WHAT NEEDS TO BE DONE:
Scan the lines below for "title" and copy the matches.

Web page and app entries:
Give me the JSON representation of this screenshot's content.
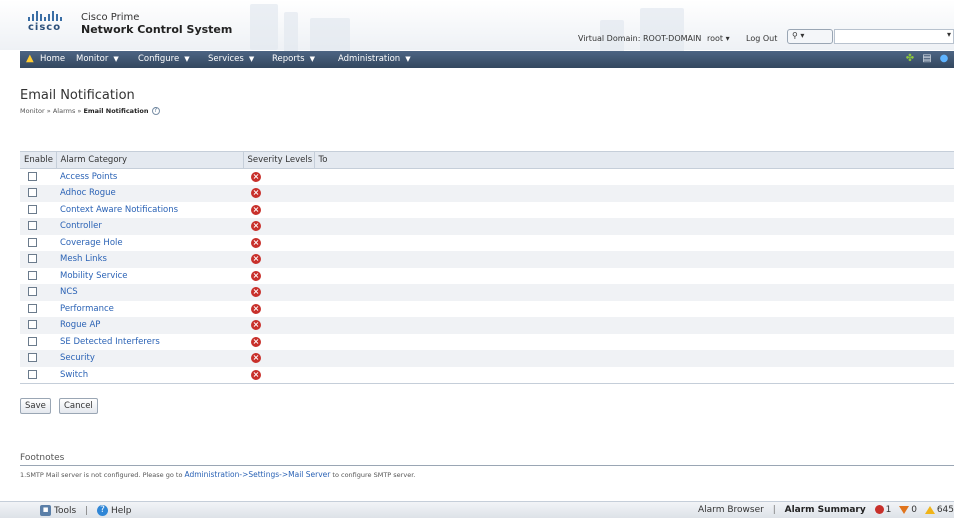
{
  "header": {
    "logo_text": "cisco",
    "product_line1": "Cisco Prime",
    "product_line2": "Network Control System",
    "virtual_domain": "Virtual Domain: ROOT-DOMAIN",
    "user": "root ▾",
    "logout": "Log Out",
    "search_label": "⚲ ▾",
    "search_value": ""
  },
  "menu": {
    "items": [
      {
        "label": "Home"
      },
      {
        "label": "Monitor"
      },
      {
        "label": "Configure"
      },
      {
        "label": "Services"
      },
      {
        "label": "Reports"
      },
      {
        "label": "Administration"
      }
    ],
    "home_icon": "home-icon",
    "right_icons": [
      "plugin-icon",
      "print-icon",
      "help-icon"
    ]
  },
  "page": {
    "title": "Email Notification",
    "breadcrumb": {
      "part1": "Monitor",
      "sep": " » ",
      "part2": "Alarms",
      "current": "Email Notification"
    }
  },
  "table": {
    "headers": [
      "Enable",
      "Alarm Category",
      "Severity Levels",
      "To"
    ],
    "rows": [
      {
        "category": "Access Points"
      },
      {
        "category": "Adhoc Rogue"
      },
      {
        "category": "Context Aware Notifications"
      },
      {
        "category": "Controller"
      },
      {
        "category": "Coverage Hole"
      },
      {
        "category": "Mesh Links"
      },
      {
        "category": "Mobility Service"
      },
      {
        "category": "NCS"
      },
      {
        "category": "Performance"
      },
      {
        "category": "Rogue AP"
      },
      {
        "category": "SE Detected Interferers"
      },
      {
        "category": "Security"
      },
      {
        "category": "Switch"
      }
    ],
    "severity_icon": "critical-x-icon",
    "severity_color": "#c8302b"
  },
  "buttons": {
    "save": "Save",
    "cancel": "Cancel"
  },
  "footnotes": {
    "title": "Footnotes",
    "text_before": "1.SMTP Mail server is not configured. Please go to ",
    "link": "Administration->Settings->Mail Server",
    "text_after": " to configure SMTP server."
  },
  "statusbar": {
    "tools": "Tools",
    "sep": "|",
    "help": "Help",
    "alarm_browser": "Alarm Browser",
    "alarm_summary": "Alarm Summary",
    "critical_count": "1",
    "major_count": "0",
    "minor_count": "645"
  },
  "colors": {
    "menubar": "#3e546f",
    "link": "#2a62b5",
    "critical": "#c8302b"
  }
}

REPLY TO THE TASK:
    "title": "Email Notification",
    "title": "Footnotes",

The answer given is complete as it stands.